The day that the Police stand by or even join in a protest over living standards, is the day that Zanu PF is finished. They no longer have any significant support among the general populace. That day could be closer than we think and the sole remaining pillars of support for this oligarchy are the police, the army and the CIO.

What of the opposition? I read the reports of commentators and the media every day and the consensus is pretty solid. The 'MDC is divided and weakened and is no longer the threat it once was to the regime'. The truth of the matter is that we were never a real threat to the regime while we maintained the twin pillars of non-violence and democracy for our campaign to wrest power from Zanu PF. They controlled the means of coercion across the country and also voting rights and the way votes were cast and counted in the elections. The only real threat to Zanu PF over the past decade has been diplomatic and the protection afforded to the regime by the SADC and other African leaders has guaranteed that that threat never materialized.

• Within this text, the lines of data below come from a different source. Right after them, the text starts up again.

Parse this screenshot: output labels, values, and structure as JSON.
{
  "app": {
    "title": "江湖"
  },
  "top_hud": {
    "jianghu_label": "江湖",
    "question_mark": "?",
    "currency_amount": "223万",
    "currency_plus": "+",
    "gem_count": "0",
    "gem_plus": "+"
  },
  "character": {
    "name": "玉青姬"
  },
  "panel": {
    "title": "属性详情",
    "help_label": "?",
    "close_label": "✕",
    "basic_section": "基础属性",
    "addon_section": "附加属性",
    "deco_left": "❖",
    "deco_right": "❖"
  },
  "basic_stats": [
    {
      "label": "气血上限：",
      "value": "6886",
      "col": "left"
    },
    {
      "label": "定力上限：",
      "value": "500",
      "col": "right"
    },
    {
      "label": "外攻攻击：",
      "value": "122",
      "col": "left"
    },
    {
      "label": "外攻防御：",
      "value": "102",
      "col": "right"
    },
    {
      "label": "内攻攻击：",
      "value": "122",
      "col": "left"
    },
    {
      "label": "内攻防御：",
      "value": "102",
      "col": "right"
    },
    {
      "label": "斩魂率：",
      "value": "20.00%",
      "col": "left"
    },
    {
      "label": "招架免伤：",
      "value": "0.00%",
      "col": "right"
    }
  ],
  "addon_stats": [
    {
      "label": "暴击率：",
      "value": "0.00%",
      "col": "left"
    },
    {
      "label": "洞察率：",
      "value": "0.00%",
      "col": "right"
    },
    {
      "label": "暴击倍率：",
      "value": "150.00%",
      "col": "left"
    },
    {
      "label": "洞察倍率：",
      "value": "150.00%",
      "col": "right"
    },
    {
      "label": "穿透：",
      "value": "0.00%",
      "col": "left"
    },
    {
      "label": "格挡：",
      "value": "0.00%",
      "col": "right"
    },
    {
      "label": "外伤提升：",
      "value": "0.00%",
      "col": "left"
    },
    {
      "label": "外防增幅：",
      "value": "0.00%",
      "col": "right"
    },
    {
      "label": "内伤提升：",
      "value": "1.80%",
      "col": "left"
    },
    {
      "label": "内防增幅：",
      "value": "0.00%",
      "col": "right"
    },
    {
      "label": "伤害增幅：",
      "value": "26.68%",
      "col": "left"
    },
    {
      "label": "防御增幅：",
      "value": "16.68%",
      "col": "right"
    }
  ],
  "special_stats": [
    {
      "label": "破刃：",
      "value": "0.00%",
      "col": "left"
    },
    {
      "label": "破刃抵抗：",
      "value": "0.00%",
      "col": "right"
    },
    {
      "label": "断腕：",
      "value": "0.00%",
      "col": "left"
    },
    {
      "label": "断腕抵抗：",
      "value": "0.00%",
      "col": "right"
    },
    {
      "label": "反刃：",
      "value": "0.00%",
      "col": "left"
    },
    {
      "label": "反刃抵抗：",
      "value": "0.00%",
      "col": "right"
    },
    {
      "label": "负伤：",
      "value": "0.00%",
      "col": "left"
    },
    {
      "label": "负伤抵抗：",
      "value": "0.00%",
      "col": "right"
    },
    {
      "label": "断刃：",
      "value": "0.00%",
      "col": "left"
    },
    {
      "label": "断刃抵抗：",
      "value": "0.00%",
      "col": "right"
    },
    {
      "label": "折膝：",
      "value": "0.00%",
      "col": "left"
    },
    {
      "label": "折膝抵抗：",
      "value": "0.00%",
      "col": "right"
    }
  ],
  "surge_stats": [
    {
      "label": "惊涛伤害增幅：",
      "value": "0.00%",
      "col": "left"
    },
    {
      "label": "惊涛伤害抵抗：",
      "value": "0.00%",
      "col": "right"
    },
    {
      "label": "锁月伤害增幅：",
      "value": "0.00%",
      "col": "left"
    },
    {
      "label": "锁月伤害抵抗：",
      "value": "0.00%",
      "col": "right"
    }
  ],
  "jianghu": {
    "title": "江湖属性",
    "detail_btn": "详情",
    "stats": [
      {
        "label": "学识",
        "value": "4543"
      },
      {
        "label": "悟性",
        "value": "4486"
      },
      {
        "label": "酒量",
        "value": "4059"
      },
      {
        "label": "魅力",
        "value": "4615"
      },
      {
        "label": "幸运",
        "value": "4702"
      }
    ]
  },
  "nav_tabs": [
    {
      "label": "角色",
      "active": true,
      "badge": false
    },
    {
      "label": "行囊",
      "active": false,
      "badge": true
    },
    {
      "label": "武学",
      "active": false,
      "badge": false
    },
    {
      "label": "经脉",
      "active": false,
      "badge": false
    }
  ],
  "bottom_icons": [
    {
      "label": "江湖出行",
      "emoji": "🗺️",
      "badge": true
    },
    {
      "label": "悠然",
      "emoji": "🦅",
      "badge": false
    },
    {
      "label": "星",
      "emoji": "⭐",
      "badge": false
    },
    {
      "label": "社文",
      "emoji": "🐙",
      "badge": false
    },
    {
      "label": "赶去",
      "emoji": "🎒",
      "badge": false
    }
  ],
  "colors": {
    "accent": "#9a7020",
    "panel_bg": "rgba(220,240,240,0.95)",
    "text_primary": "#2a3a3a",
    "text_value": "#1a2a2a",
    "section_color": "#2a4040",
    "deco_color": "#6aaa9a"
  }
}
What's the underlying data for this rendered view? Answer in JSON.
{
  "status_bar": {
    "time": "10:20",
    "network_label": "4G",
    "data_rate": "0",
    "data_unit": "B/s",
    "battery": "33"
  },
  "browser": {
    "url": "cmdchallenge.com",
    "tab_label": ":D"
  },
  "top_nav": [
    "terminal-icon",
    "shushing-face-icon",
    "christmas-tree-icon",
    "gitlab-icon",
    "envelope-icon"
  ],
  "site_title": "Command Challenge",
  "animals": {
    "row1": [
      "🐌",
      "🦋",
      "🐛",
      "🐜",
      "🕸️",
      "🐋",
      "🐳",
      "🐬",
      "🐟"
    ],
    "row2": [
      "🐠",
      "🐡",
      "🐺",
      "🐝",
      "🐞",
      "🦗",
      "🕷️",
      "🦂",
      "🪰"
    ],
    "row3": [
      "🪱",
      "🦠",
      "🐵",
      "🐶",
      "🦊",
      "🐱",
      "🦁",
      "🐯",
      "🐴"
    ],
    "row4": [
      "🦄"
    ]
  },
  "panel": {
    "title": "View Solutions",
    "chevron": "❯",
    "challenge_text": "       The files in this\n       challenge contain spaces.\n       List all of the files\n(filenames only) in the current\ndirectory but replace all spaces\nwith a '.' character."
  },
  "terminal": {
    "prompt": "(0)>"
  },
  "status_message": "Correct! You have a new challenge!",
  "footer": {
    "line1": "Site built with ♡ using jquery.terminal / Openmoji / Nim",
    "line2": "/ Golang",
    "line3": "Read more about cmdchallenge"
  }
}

However I dispute the view that the opposition is divided and ineffective. In fact it has never been so coordinated and unified - through the Broad Alliance. This now incorporates all civil society organisations and all opposition Parties. It also includes, for the first time, 1500 Churches from every denomination. Slowly this coalition of opposition forces is getting its act together and raising the funding for effective action. Last year fund raising was virtually impossible. The local business community is totally cowed, the international community tired and discouraged and the rest of us broke! Great environment to raise money for political purposes!

The question is can this alliance get its act together and perhaps spark the popular revolt that will force the SADC to take action rather than just talk and also force Zanu PF to compromise and allow the process of change to get underway? They know that any changes in the electoral realm towards a free and fair election under regional or international supervision will mark the end of the era of Zanu PF dominance, if not even their existence. So that process will not be easy, but it could happen.

The consensus among the people I know and respect in the political realm all say that Zanu will not achieve its goal of shifting the elections to 2010. The political and economic situation simply will not allow that to happen. I have seen scenarios that predict that his own people might even force Mr. Mugabe out of office - stranger things have happened in politics. I doubt that scenario and feel it would not even be that helpful. When we do finally throw off the yoke imposed on us by Zanu PF we will have to get rid of the whole caboodle - root and branch!

My friends pretty much universally predict elections in March 2008. They differ as to under what conditions but I think they may well be right and what we have to concentrate on are the conditions under which such an event might take place. If Zanu is allowed to conduct elections as they did in 2000, 2002 and 2005, then we can expect things just to get worse, and that remains a real possibility.

My great fear has always been that without significant external influence and pressure (possible only from the SADC States) that weary, battered Zimbabweans would be subjected to a chaotic and violent transition - the outcome of which would be anyone's guess, instead of the kind of orderly, negotiated transition to a constitutional democracy such as was achieved in South Africa, largely under the influence and guidance of the British and the Americans.

The world has moved on since then and this sort of neo-colonial action is no longer possible. So it is really up to us. Like mariners approaching the beach through the waves, we know the beach is close - we can hear the surf breaking. What we do not know is what rocks lie under the surf and how much of a soft landing we will get when we get there. A business colleague asked me about my expectations and I said - I have my life jacket on and am ready for whatever this year throws at me. I am sure we will get wet, but I am also sure we do not have that long to wait any longer.

Eddie Cross
Bulawayo, 21st January 2007